**DATA UNDER STUDY**
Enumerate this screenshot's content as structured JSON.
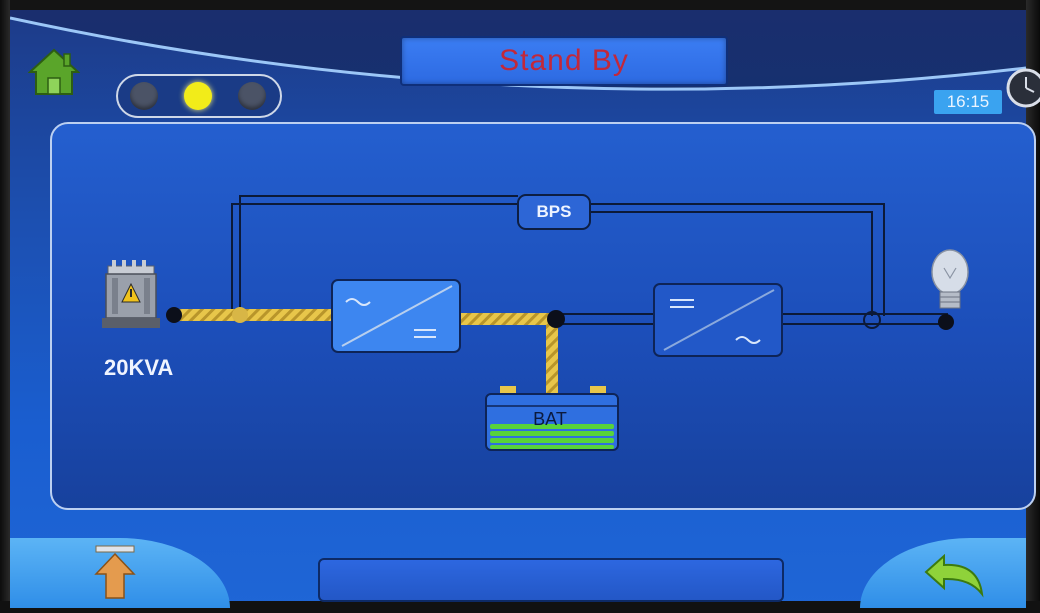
{
  "header": {
    "status_title": "Stand By",
    "time": "16:15"
  },
  "indicators": {
    "lights": [
      "off",
      "on",
      "off"
    ],
    "active_color": "#f2ec19",
    "inactive_color": "#4b5366"
  },
  "diagram": {
    "bypass_label": "BPS",
    "battery_label": "BAT",
    "source_label": "20KVA",
    "battery_level_bars": 4,
    "active_path_color": "#e8c64a"
  },
  "footer": {
    "message": ""
  },
  "icons": {
    "home": "home-icon",
    "clock": "clock-icon",
    "transformer": "transformer-icon",
    "rectifier": "rectifier-icon",
    "inverter": "inverter-icon",
    "battery": "battery-icon",
    "load": "light-bulb-icon",
    "page_up": "arrow-up-icon",
    "back": "return-arrow-icon"
  }
}
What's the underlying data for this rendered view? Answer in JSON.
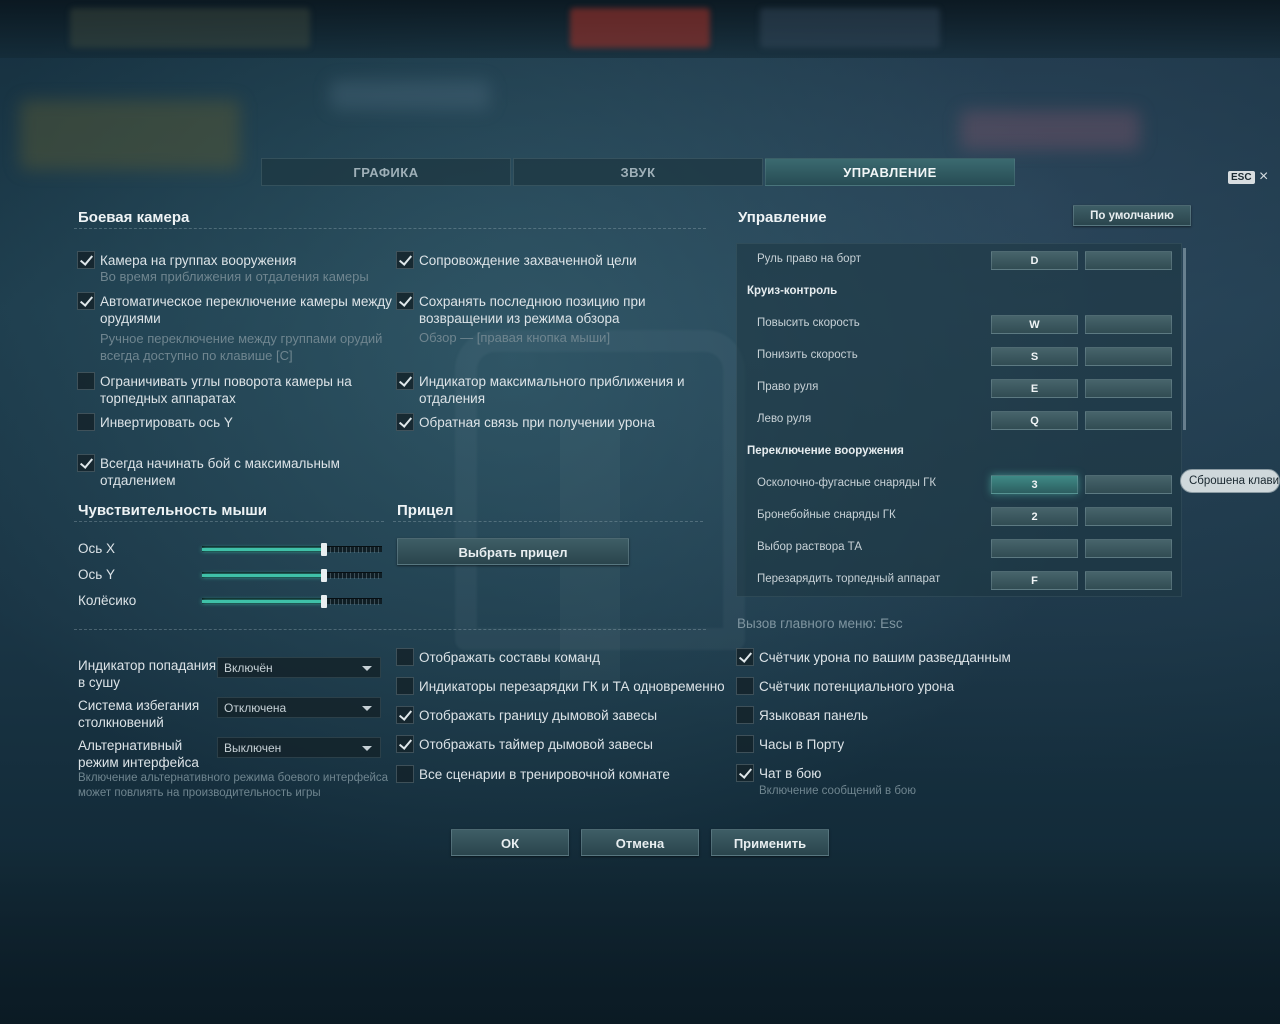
{
  "tabs": [
    {
      "label": "ГРАФИКА"
    },
    {
      "label": "ЗВУК"
    },
    {
      "label": "УПРАВЛЕНИЕ"
    }
  ],
  "esc_label": "ESC",
  "close_glyph": "×",
  "camera": {
    "title": "Боевая камера",
    "items": [
      {
        "label": "Камера на группах вооружения",
        "hint": "Во время приближения и отдаления камеры",
        "checked": true
      },
      {
        "label_line1": "Автоматическое переключение камеры между",
        "label_line2": "орудиями",
        "hint_line1": "Ручное переключение между группами орудий",
        "hint_line2": "всегда доступно по клавише [C]",
        "checked": true
      },
      {
        "label_line1": "Ограничивать углы поворота камеры на",
        "label_line2": "торпедных аппаратах",
        "checked": false
      },
      {
        "label": "Инвертировать ось Y",
        "checked": false
      },
      {
        "label_line1": "Всегда начинать бой с максимальным",
        "label_line2": "отдалением",
        "checked": true
      },
      {
        "label": "Сопровождение захваченной цели",
        "checked": true
      },
      {
        "label_line1": "Сохранять последнюю позицию при",
        "label_line2": "возвращении из режима обзора",
        "hint": "Обзор — [правая кнопка мыши]",
        "checked": true
      },
      {
        "label_line1": "Индикатор максимального приближения и",
        "label_line2": "отдаления",
        "checked": true
      },
      {
        "label": "Обратная связь при получении урона",
        "checked": true
      }
    ]
  },
  "mouse": {
    "title": "Чувствительность мыши",
    "sliders": [
      {
        "label": "Ось X",
        "value": 0.68
      },
      {
        "label": "Ось Y",
        "value": 0.68
      },
      {
        "label": "Колёсико",
        "value": 0.68
      }
    ]
  },
  "sight": {
    "title": "Прицел",
    "button_label": "Выбрать прицел"
  },
  "dropdowns": [
    {
      "label_line1": "Индикатор попадания",
      "label_line2": "в сушу",
      "value": "Включён"
    },
    {
      "label_line1": "Система избегания",
      "label_line2": "столкновений",
      "value": "Отключена"
    },
    {
      "label_line1": "Альтернативный",
      "label_line2": "режим интерфейса",
      "value": "Выключен"
    }
  ],
  "dropdown_hint_line1": "Включение альтернативного режима боевого интерфейса",
  "dropdown_hint_line2": "может повлиять на производительность игры",
  "middle_options": [
    {
      "label": "Отображать составы команд",
      "checked": false
    },
    {
      "label": "Индикаторы перезарядки ГК и ТА одновременно",
      "checked": false
    },
    {
      "label": "Отображать границу дымовой завесы",
      "checked": true
    },
    {
      "label": "Отображать таймер дымовой завесы",
      "checked": true
    },
    {
      "label": "Все сценарии в тренировочной комнате",
      "checked": false
    }
  ],
  "controls": {
    "title": "Управление",
    "default_button": "По умолчанию",
    "rows": [
      {
        "type": "bind",
        "name": "Руль право на борт",
        "key1": "D",
        "key2": ""
      },
      {
        "type": "group",
        "name": "Круиз-контроль"
      },
      {
        "type": "bind",
        "name": "Повысить скорость",
        "key1": "W",
        "key2": ""
      },
      {
        "type": "bind",
        "name": "Понизить скорость",
        "key1": "S",
        "key2": ""
      },
      {
        "type": "bind",
        "name": "Право руля",
        "key1": "E",
        "key2": ""
      },
      {
        "type": "bind",
        "name": "Лево руля",
        "key1": "Q",
        "key2": ""
      },
      {
        "type": "group",
        "name": "Переключение вооружения"
      },
      {
        "type": "bind",
        "name": "Осколочно-фугасные снаряды ГК",
        "key1": "3",
        "key2": ""
      },
      {
        "type": "bind",
        "name": "Бронебойные снаряды ГК",
        "key1": "2",
        "key2": ""
      },
      {
        "type": "bind",
        "name": "Выбор раствора ТА",
        "key1": "",
        "key2": ""
      },
      {
        "type": "bind",
        "name": "Перезарядить торпедный аппарат",
        "key1": "F",
        "key2": ""
      }
    ],
    "tooltip": "Сброшена клавиша",
    "menu_hint": "Вызов главного меню: Esc"
  },
  "right_options": [
    {
      "label": "Счётчик урона по вашим разведданным",
      "checked": true
    },
    {
      "label": "Счётчик потенциального урона",
      "checked": false
    },
    {
      "label": "Языковая панель",
      "checked": false
    },
    {
      "label": "Часы в Порту",
      "checked": false
    },
    {
      "label": "Чат в бою",
      "hint": "Включение сообщений в бою",
      "checked": true
    }
  ],
  "footer": {
    "ok": "ОК",
    "cancel": "Отмена",
    "apply": "Применить"
  }
}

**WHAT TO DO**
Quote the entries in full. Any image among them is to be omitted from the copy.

**EXERCISE OUTPUT**
Enumerate this screenshot's content as structured JSON.
{
  "header": {
    "status_title": "Stand By",
    "time": "16:15"
  },
  "indicators": {
    "lights": [
      "off",
      "on",
      "off"
    ],
    "active_color": "#f2ec19",
    "inactive_color": "#4b5366"
  },
  "diagram": {
    "bypass_label": "BPS",
    "battery_label": "BAT",
    "source_label": "20KVA",
    "battery_level_bars": 4,
    "active_path_color": "#e8c64a"
  },
  "footer": {
    "message": ""
  },
  "icons": {
    "home": "home-icon",
    "clock": "clock-icon",
    "transformer": "transformer-icon",
    "rectifier": "rectifier-icon",
    "inverter": "inverter-icon",
    "battery": "battery-icon",
    "load": "light-bulb-icon",
    "page_up": "arrow-up-icon",
    "back": "return-arrow-icon"
  }
}
What's the underlying data for this rendered view? Answer in JSON.
{
  "tabs": [
    {
      "label": "ГРАФИКА"
    },
    {
      "label": "ЗВУК"
    },
    {
      "label": "УПРАВЛЕНИЕ"
    }
  ],
  "esc_label": "ESC",
  "close_glyph": "×",
  "camera": {
    "title": "Боевая камера",
    "items": [
      {
        "label": "Камера на группах вооружения",
        "hint": "Во время приближения и отдаления камеры",
        "checked": true
      },
      {
        "label_line1": "Автоматическое переключение камеры между",
        "label_line2": "орудиями",
        "hint_line1": "Ручное переключение между группами орудий",
        "hint_line2": "всегда доступно по клавише [C]",
        "checked": true
      },
      {
        "label_line1": "Ограничивать углы поворота камеры на",
        "label_line2": "торпедных аппаратах",
        "checked": false
      },
      {
        "label": "Инвертировать ось Y",
        "checked": false
      },
      {
        "label_line1": "Всегда начинать бой с максимальным",
        "label_line2": "отдалением",
        "checked": true
      },
      {
        "label": "Сопровождение захваченной цели",
        "checked": true
      },
      {
        "label_line1": "Сохранять последнюю позицию при",
        "label_line2": "возвращении из режима обзора",
        "hint": "Обзор — [правая кнопка мыши]",
        "checked": true
      },
      {
        "label_line1": "Индикатор максимального приближения и",
        "label_line2": "отдаления",
        "checked": true
      },
      {
        "label": "Обратная связь при получении урона",
        "checked": true
      }
    ]
  },
  "mouse": {
    "title": "Чувствительность мыши",
    "sliders": [
      {
        "label": "Ось X",
        "value": 0.68
      },
      {
        "label": "Ось Y",
        "value": 0.68
      },
      {
        "label": "Колёсико",
        "value": 0.68
      }
    ]
  },
  "sight": {
    "title": "Прицел",
    "button_label": "Выбрать прицел"
  },
  "dropdowns": [
    {
      "label_line1": "Индикатор попадания",
      "label_line2": "в сушу",
      "value": "Включён"
    },
    {
      "label_line1": "Система избегания",
      "label_line2": "столкновений",
      "value": "Отключена"
    },
    {
      "label_line1": "Альтернативный",
      "label_line2": "режим интерфейса",
      "value": "Выключен"
    }
  ],
  "dropdown_hint_line1": "Включение альтернативного режима боевого интерфейса",
  "dropdown_hint_line2": "может повлиять на производительность игры",
  "middle_options": [
    {
      "label": "Отображать составы команд",
      "checked": false
    },
    {
      "label": "Индикаторы перезарядки ГК и ТА одновременно",
      "checked": false
    },
    {
      "label": "Отображать границу дымовой завесы",
      "checked": true
    },
    {
      "label": "Отображать таймер дымовой завесы",
      "checked": true
    },
    {
      "label": "Все сценарии в тренировочной комнате",
      "checked": false
    }
  ],
  "controls": {
    "title": "Управление",
    "default_button": "По умолчанию",
    "rows": [
      {
        "type": "bind",
        "name": "Руль право на борт",
        "key1": "D",
        "key2": ""
      },
      {
        "type": "group",
        "name": "Круиз-контроль"
      },
      {
        "type": "bind",
        "name": "Повысить скорость",
        "key1": "W",
        "key2": ""
      },
      {
        "type": "bind",
        "name": "Понизить скорость",
        "key1": "S",
        "key2": ""
      },
      {
        "type": "bind",
        "name": "Право руля",
        "key1": "E",
        "key2": ""
      },
      {
        "type": "bind",
        "name": "Лево руля",
        "key1": "Q",
        "key2": ""
      },
      {
        "type": "group",
        "name": "Переключение вооружения"
      },
      {
        "type": "bind",
        "name": "Осколочно-фугасные снаряды ГК",
        "key1": "3",
        "key2": ""
      },
      {
        "type": "bind",
        "name": "Бронебойные снаряды ГК",
        "key1": "2",
        "key2": ""
      },
      {
        "type": "bind",
        "name": "Выбор раствора ТА",
        "key1": "",
        "key2": ""
      },
      {
        "type": "bind",
        "name": "Перезарядить торпедный аппарат",
        "key1": "F",
        "key2": ""
      }
    ],
    "tooltip": "Сброшена клавиша",
    "menu_hint": "Вызов главного меню: Esc"
  },
  "right_options": [
    {
      "label": "Счётчик урона по вашим разведданным",
      "checked": true
    },
    {
      "label": "Счётчик потенциального урона",
      "checked": false
    },
    {
      "label": "Языковая панель",
      "checked": false
    },
    {
      "label": "Часы в Порту",
      "checked": false
    },
    {
      "label": "Чат в бою",
      "hint": "Включение сообщений в бою",
      "checked": true
    }
  ],
  "footer": {
    "ok": "ОК",
    "cancel": "Отмена",
    "apply": "Применить"
  }
}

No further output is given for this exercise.